To further boost viewership, the February sweeps episodes will feature two high profile guest stints: On Feb. 1, Phoebe (Lisa Kudrow) gets a telemarketing job, and Jason Alexander will play a suicidal phone customer. And on Feb. 15, Susan Sarandon will play a washed up ”Days of Our Lives” star. Those dates may turn out to be the only chance for fans to catch those episodes in full, since the longer shows will be edited to 30 minutes for repeats and syndication.

Although NBC’s unprecedented move may put a dent in ”Survivor,” Watson says the decision to fatten ”Friends” proves one thing: The network has no other stellar sitcoms in development. ”I give NBC credit for creativity, but what it really means is that they have nothing else to offer,” he says. ”It’s like Scarlett O’Hara making her gown out of window dressing. It’s a good idea, but it’s cheap.” Plus, once this February stunt is finished, the network will still need a show for the critical 8:30 p.m. time slot (the underperforming and critically panned sitcom ”The Weber Show” — a.k.a ”Cursed” — is on hiatus).

On the other hand, CBS will emerge as a winner even if ”Friends” cuts into ”Survivor”’s viewership.
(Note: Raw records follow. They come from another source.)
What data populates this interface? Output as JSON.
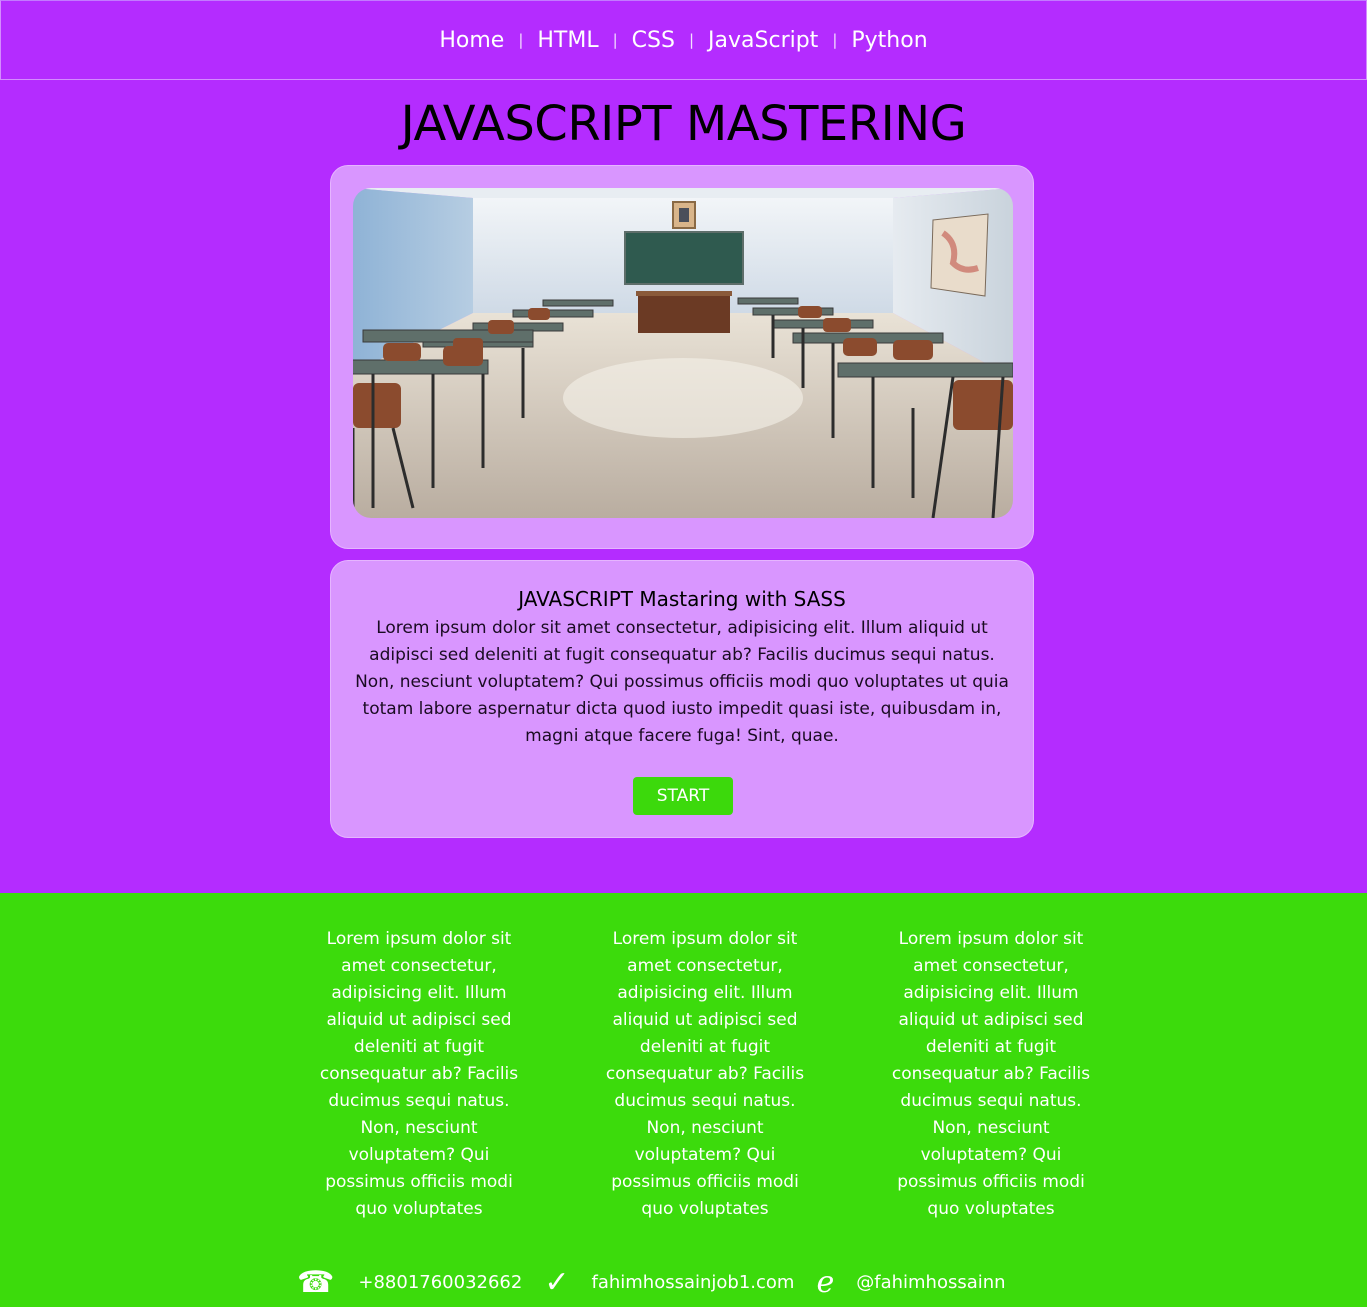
{
  "nav": {
    "items": [
      "Home",
      "HTML",
      "CSS",
      "JavaScript",
      "Python"
    ],
    "separator": "|"
  },
  "page": {
    "title": "JAVASCRIPT MASTERING"
  },
  "card": {
    "heading": "JAVASCRIPT Mastaring with SASS",
    "body": "Lorem ipsum dolor sit amet consectetur, adipisicing elit. Illum aliquid ut adipisci sed deleniti at fugit consequatur ab? Facilis ducimus sequi natus. Non, nesciunt voluptatem? Qui possimus officiis modi quo voluptates ut quia totam labore aspernatur dicta quod iusto impedit quasi iste, quibusdam in, magni atque facere fuga! Sint, quae.",
    "button": "START"
  },
  "footer": {
    "columns": [
      "Lorem ipsum dolor sit amet consectetur, adipisicing elit. Illum aliquid ut adipisci sed deleniti at fugit consequatur ab? Facilis ducimus sequi natus. Non, nesciunt voluptatem? Qui possimus officiis modi quo voluptates",
      "Lorem ipsum dolor sit amet consectetur, adipisicing elit. Illum aliquid ut adipisci sed deleniti at fugit consequatur ab? Facilis ducimus sequi natus. Non, nesciunt voluptatem? Qui possimus officiis modi quo voluptates",
      "Lorem ipsum dolor sit amet consectetur, adipisicing elit. Illum aliquid ut adipisci sed deleniti at fugit consequatur ab? Facilis ducimus sequi natus. Non, nesciunt voluptatem? Qui possimus officiis modi quo voluptates"
    ],
    "contact": {
      "phone": "+8801760032662",
      "email": "fahimhossainjob1.com",
      "handle": "@fahimhossainn",
      "icons": {
        "phone": "☎",
        "email": "✓",
        "handle": "ℯ"
      }
    }
  },
  "colors": {
    "background": "#b42cff",
    "card": "#d996ff",
    "accent_green": "#3cdb0c",
    "text_light": "#ffffff"
  }
}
Why? By combining the survival show with the surprise new hit ”C.S.I.” (which moves to Thursdays on Feb. 1), the network will almost certainly resuscitate the long dead weeknight, which had relied on straggling shows like ”48 Hours” and ”Diagnosis: Murder.” ”CBS might as well have aired a sign that said ‘Closed for Business’ these past few years,” Watson says about its Thursday lineup.

TV insiders had expected CBS to put ”Survivor 2” on Sunday or Wednesday nights, when it could be assured its largest audience, but CBS chief Leslie Moonves instead chose to improve the network’s weakest lineup. ”That was one of the gutsiest moves CBS has ever made, and it was also the smartest,” praises Watson. ”Any numbers they get now will put them back in the game.” Sounds like somebody’s been taking ”Survivor”’s ”Outwit, Outplay, Outlast” directive to heart.